Task inputs:
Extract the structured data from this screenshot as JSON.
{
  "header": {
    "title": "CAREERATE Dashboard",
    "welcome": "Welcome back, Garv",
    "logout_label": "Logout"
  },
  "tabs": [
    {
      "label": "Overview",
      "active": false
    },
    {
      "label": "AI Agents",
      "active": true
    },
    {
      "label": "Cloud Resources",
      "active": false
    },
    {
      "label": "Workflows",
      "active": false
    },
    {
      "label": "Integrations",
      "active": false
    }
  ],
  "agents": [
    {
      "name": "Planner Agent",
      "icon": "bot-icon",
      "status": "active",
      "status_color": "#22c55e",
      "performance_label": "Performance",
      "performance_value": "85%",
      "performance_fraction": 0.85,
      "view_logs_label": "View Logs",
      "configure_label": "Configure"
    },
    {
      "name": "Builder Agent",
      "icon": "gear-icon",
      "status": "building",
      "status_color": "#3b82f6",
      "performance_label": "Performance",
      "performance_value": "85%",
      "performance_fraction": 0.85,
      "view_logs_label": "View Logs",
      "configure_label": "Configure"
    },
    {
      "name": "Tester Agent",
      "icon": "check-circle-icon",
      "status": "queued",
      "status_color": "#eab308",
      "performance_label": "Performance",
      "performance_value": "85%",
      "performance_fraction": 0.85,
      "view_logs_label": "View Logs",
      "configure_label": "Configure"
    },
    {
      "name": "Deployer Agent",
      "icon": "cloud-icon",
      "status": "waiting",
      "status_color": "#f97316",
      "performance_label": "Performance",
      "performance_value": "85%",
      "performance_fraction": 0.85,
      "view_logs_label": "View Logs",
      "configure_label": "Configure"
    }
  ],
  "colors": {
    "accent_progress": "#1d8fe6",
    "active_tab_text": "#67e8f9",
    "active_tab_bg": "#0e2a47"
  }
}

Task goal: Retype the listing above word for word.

Your response:
Extract the structured data from this screenshot as JSON.
{
  "header": {
    "title": "CAREERATE Dashboard",
    "welcome": "Welcome back, Garv",
    "logout_label": "Logout"
  },
  "tabs": [
    {
      "label": "Overview",
      "active": false
    },
    {
      "label": "AI Agents",
      "active": true
    },
    {
      "label": "Cloud Resources",
      "active": false
    },
    {
      "label": "Workflows",
      "active": false
    },
    {
      "label": "Integrations",
      "active": false
    }
  ],
  "agents": [
    {
      "name": "Planner Agent",
      "icon": "bot-icon",
      "status": "active",
      "status_color": "#22c55e",
      "performance_label": "Performance",
      "performance_value": "85%",
      "performance_fraction": 0.85,
      "view_logs_label": "View Logs",
      "configure_label": "Configure"
    },
    {
      "name": "Builder Agent",
      "icon": "gear-icon",
      "status": "building",
      "status_color": "#3b82f6",
      "performance_label": "Performance",
      "performance_value": "85%",
      "performance_fraction": 0.85,
      "view_logs_label": "View Logs",
      "configure_label": "Configure"
    },
    {
      "name": "Tester Agent",
      "icon": "check-circle-icon",
      "status": "queued",
      "status_color": "#eab308",
      "performance_label": "Performance",
      "performance_value": "85%",
      "performance_fraction": 0.85,
      "view_logs_label": "View Logs",
      "configure_label": "Configure"
    },
    {
      "name": "Deployer Agent",
      "icon": "cloud-icon",
      "status": "waiting",
      "status_color": "#f97316",
      "performance_label": "Performance",
      "performance_value": "85%",
      "performance_fraction": 0.85,
      "view_logs_label": "View Logs",
      "configure_label": "Configure"
    }
  ],
  "colors": {
    "accent_progress": "#1d8fe6",
    "active_tab_text": "#67e8f9",
    "active_tab_bg": "#0e2a47"
  }
}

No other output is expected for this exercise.